Northwest Corridor 75 285 interchange

The year ahead in Georgia transportation

By Guest Columnist RUSSELL MCMURRY, commissioner of the Georgia Department of Transportation

Transportation infrastructure plays a pivotal role in driving Georgia’s economy, supporting community growth and maintaining Georgia’s position as the No. 1 state in the U.S. to do business. It also makes Georgia more attractive as a home to prospective new business operations like Amazon’s second headquarters, as well as those in the freight and logistics industry and our largest industry, agribusiness.

The Georgia Department of Transportation takes its responsibility for managing the nation’s 10th-largest transportation network very seriously, and we work diligently to ensure it meets the needs of all Georgians. GDOT focuses on innovation, safety, sustainability and mobility to provide well-maintained roads and bridges. But that is just the beginning.

GDOT, DBE programs

GDOT’s support of disadvantaged businesses evident in $170 million in DBE contracts in 2016

By Guest Columnist KIMBERLY A. KING, director of the equal opportunity program at the Georgia Department of Transportation

For more than 20 years, the U.S. Department of Transportation (DOT) has had a policy in place aimed at helping small businesses owned and controlled by socially and economically disadvantaged individuals, including minorities and women. This is known as the Disadvantaged Business Enterprise (DBE) program, and it extends to each state’s Department of Transportation.

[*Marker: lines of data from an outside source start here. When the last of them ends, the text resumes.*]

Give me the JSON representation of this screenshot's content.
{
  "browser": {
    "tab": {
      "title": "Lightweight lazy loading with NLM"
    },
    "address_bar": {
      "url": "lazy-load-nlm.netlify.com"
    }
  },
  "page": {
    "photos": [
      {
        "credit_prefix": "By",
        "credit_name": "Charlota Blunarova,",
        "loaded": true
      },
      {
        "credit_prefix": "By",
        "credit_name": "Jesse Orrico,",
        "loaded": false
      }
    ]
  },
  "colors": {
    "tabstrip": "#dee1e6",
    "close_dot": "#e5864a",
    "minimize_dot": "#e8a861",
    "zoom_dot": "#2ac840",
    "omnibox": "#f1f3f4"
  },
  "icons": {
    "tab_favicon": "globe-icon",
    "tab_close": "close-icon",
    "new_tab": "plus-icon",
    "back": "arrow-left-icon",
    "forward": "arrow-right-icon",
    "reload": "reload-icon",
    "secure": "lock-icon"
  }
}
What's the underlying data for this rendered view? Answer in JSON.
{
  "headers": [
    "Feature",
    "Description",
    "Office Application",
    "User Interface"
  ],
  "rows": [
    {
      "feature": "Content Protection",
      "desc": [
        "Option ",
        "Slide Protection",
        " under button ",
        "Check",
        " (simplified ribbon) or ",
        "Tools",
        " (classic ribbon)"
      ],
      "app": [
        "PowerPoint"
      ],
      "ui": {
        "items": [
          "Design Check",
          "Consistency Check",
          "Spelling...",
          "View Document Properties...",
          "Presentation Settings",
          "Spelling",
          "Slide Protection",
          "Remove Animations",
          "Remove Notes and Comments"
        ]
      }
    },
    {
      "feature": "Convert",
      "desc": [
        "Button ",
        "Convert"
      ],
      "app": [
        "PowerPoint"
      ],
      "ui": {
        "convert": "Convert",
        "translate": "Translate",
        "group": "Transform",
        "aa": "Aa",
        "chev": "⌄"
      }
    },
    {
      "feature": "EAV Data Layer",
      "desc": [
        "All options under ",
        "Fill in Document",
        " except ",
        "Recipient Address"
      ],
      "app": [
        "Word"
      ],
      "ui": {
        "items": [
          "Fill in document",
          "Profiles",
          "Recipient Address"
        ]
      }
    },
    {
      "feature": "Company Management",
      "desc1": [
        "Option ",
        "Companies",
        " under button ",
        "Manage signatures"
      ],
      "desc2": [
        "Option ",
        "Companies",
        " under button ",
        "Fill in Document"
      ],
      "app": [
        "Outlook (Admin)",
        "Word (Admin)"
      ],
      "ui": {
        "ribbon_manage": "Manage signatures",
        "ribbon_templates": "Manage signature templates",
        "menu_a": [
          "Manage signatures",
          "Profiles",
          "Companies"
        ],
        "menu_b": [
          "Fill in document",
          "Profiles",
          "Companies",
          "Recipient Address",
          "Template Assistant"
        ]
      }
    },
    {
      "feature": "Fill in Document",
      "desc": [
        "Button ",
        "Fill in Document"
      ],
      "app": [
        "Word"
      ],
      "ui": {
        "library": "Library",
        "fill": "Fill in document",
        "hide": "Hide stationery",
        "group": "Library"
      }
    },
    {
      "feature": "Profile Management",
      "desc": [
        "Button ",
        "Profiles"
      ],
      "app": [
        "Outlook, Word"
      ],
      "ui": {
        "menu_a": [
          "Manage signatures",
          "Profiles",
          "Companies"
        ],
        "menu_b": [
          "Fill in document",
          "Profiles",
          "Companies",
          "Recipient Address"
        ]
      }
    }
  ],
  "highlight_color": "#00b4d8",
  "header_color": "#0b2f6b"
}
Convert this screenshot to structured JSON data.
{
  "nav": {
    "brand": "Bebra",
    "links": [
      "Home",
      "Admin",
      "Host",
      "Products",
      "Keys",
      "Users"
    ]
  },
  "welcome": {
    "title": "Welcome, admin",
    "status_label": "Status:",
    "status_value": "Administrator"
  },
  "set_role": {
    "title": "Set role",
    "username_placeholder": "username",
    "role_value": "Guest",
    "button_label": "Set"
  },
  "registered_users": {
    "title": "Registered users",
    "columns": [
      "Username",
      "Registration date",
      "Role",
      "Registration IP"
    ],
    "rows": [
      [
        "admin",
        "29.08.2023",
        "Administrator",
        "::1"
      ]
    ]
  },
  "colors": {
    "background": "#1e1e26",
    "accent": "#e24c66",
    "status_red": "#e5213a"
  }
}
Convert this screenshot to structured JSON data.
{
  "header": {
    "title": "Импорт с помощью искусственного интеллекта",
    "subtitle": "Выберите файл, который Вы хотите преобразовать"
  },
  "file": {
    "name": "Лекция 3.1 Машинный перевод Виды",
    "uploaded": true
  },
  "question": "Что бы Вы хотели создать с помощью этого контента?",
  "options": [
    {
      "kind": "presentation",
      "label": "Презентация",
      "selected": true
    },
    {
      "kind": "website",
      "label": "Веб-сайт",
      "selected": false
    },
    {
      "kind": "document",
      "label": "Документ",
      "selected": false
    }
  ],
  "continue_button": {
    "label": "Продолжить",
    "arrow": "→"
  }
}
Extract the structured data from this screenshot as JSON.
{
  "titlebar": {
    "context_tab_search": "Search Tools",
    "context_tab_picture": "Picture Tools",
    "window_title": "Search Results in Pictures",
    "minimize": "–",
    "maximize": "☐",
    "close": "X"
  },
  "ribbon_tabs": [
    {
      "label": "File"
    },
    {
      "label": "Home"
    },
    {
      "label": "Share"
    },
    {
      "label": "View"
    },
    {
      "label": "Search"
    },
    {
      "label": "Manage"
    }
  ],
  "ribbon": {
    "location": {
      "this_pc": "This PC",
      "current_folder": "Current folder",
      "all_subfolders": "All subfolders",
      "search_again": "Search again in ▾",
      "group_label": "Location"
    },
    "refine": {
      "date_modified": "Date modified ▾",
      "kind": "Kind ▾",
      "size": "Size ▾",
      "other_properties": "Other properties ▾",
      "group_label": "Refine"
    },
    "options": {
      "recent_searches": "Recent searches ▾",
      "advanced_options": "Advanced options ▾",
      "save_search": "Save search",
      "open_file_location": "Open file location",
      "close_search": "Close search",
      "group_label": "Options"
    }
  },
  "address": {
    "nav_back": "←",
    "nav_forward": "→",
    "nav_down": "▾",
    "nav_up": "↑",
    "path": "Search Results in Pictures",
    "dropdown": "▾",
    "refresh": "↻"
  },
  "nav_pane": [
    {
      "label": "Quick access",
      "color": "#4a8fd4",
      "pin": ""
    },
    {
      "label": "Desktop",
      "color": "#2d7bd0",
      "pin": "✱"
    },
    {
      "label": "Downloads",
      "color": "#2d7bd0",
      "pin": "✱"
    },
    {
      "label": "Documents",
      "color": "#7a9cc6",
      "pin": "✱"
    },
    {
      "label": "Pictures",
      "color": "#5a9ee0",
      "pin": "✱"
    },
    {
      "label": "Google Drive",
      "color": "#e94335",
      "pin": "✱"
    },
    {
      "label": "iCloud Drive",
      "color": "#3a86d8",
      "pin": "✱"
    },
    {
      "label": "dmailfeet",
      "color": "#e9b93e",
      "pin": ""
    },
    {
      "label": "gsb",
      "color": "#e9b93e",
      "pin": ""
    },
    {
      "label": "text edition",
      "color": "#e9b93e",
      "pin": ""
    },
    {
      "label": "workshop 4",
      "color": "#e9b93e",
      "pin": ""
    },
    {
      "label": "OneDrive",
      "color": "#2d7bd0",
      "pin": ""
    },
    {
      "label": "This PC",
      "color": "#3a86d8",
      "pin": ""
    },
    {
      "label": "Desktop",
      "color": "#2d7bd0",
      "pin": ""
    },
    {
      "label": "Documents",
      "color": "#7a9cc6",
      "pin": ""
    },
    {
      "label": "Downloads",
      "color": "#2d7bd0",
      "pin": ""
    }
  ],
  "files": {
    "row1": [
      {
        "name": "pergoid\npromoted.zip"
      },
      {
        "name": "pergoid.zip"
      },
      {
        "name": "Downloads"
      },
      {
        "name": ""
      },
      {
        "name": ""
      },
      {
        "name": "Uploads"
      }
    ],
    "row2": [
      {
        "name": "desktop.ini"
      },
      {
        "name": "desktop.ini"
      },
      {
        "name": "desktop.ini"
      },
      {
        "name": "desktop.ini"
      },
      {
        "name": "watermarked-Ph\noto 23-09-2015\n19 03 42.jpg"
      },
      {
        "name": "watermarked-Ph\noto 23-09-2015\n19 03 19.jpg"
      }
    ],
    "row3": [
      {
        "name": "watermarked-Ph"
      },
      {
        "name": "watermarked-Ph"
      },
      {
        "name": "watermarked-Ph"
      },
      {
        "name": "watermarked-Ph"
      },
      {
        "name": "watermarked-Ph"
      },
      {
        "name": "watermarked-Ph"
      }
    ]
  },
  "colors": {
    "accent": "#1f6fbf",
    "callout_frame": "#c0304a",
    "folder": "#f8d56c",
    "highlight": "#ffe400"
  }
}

A tale of a little bridge that could

A little bridge to be built in the corridor between Atlanta and Chattanooga shows that a little investment can go a long way.

The Tiger Creek replacement bridge could easily be overlooked on the list of 20 contracts GDOT let on May 16. It is less expensive than almost every other project, and is dwarfed by a third of its classmates.

But the Tiger Creek bridge was funded. That fact alone makes it special.

ARC to Ga. congressional delegation: Help end impasse over transportation funding, GDOT official concurs

The Atlanta Regional Commission’s board of directors voted Wednesday to ask the state’s congressional delegation to resolve the impasse over the nation’s transportation funding program and keep transportation money flowing to Georgia.

The ARC board acted in advance of the July 1 deadline imposed by the state for approval of new transportation projects. The Georgia Department of Transportation swiftly endorsed the resolution approved by ARC’s board.

“We support the action of the ARC,” said Natalie Dale, GDOT’s liaison for government relations. “We’ve had similar conversations with our congressional delegation.”

TSPLOST rejection hasn’t dampened demand for GDOT road repair funds

Metro Atlanta has not forfeited many state funds to maintain local roads, despite the higher local match that results from voter rejection of the transportation sales tax in 2012, according to an analysis of figures in a new state report.

The figures seem to alleviate concerns that routine road maintenance could suffer because of penalties built into the state law that allowed for the transportation sales tax referendum. GDOT expects to release the new report shortly.

The 10-county region has drawn down $30.3 million from the Georgia Department of Transportation. Eight local governments did not meet the filing deadline and tentatively have left a total of $430,203 in GDOT coffers – money that probably will be distributed elsewhere on a needs basis.

GDOT’s approval of I-75 project advances concept of managed toll lanes in region, plan due in 2014

The state transportation board has chosen a team to build an $840 million network of managed toll lanes along I-75 and I-575 in Cobb and Cherokee counties and open it in 2018.

Essentially, the project amounts to building a separate toll road alongside the existing highways. Traffic will flow south during the morning commute and north during the evening. Funding is scheduled from public and private sources.

This new project of managed toll lanes represents the wave of the future in Georgia’s highway program.

Transportation Camp attracts usual suspects to explore transit advances

Technology is disrupting nearly every aspect of the transportation industry — whether its state-of-the-art robotics revamping the automobile assembly line to a computerized conductor system navigating the railroad tracks or a mobile application providing real-time train and bus locations.

Nearly 250 technologists, planning students, professional experts and other transportation enthusiasts gathered at Georgia Tech for TransportationCamp South, an “unconference” organized by New York City-based Open Plans — a transportation technology and planning startup. Previous launch cities include San Francisco, New York City, Montreal and Washington, DC.